- **Task requirements**: Everything in the records below should be set down again, word for word.
=== Section Start ===
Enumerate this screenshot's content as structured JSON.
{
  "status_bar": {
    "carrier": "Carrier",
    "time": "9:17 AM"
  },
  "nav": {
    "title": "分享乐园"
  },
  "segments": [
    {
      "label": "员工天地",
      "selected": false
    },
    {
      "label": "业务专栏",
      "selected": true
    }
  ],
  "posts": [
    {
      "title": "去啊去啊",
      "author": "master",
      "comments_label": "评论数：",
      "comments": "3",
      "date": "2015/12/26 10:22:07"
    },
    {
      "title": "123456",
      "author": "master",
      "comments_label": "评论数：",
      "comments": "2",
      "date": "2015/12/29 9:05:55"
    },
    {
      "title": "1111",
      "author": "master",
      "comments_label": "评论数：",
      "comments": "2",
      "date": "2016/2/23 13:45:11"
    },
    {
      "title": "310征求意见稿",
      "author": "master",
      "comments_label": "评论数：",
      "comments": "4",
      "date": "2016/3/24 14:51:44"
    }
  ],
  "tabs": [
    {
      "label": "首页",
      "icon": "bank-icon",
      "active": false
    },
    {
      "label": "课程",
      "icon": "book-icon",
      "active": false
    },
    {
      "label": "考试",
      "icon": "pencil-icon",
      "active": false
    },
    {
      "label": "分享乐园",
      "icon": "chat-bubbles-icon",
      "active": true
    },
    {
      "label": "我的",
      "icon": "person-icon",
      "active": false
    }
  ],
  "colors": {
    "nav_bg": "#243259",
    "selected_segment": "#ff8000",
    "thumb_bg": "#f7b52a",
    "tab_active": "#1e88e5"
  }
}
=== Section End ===
- **Output of the task**:
Enumerate this screenshot's content as structured JSON.
{
  "status_bar": {
    "carrier": "Carrier",
    "time": "9:17 AM"
  },
  "nav": {
    "title": "分享乐园"
  },
  "segments": [
    {
      "label": "员工天地",
      "selected": false
    },
    {
      "label": "业务专栏",
      "selected": true
    }
  ],
  "posts": [
    {
      "title": "去啊去啊",
      "author": "master",
      "comments_label": "评论数：",
      "comments": "3",
      "date": "2015/12/26 10:22:07"
    },
    {
      "title": "123456",
      "author": "master",
      "comments_label": "评论数：",
      "comments": "2",
      "date": "2015/12/29 9:05:55"
    },
    {
      "title": "1111",
      "author": "master",
      "comments_label": "评论数：",
      "comments": "2",
      "date": "2016/2/23 13:45:11"
    },
    {
      "title": "310征求意见稿",
      "author": "master",
      "comments_label": "评论数：",
      "comments": "4",
      "date": "2016/3/24 14:51:44"
    }
  ],
  "tabs": [
    {
      "label": "首页",
      "icon": "bank-icon",
      "active": false
    },
    {
      "label": "课程",
      "icon": "book-icon",
      "active": false
    },
    {
      "label": "考试",
      "icon": "pencil-icon",
      "active": false
    },
    {
      "label": "分享乐园",
      "icon": "chat-bubbles-icon",
      "active": true
    },
    {
      "label": "我的",
      "icon": "person-icon",
      "active": false
    }
  ],
  "colors": {
    "nav_bg": "#243259",
    "selected_segment": "#ff8000",
    "thumb_bg": "#f7b52a",
    "tab_active": "#1e88e5"
  }
}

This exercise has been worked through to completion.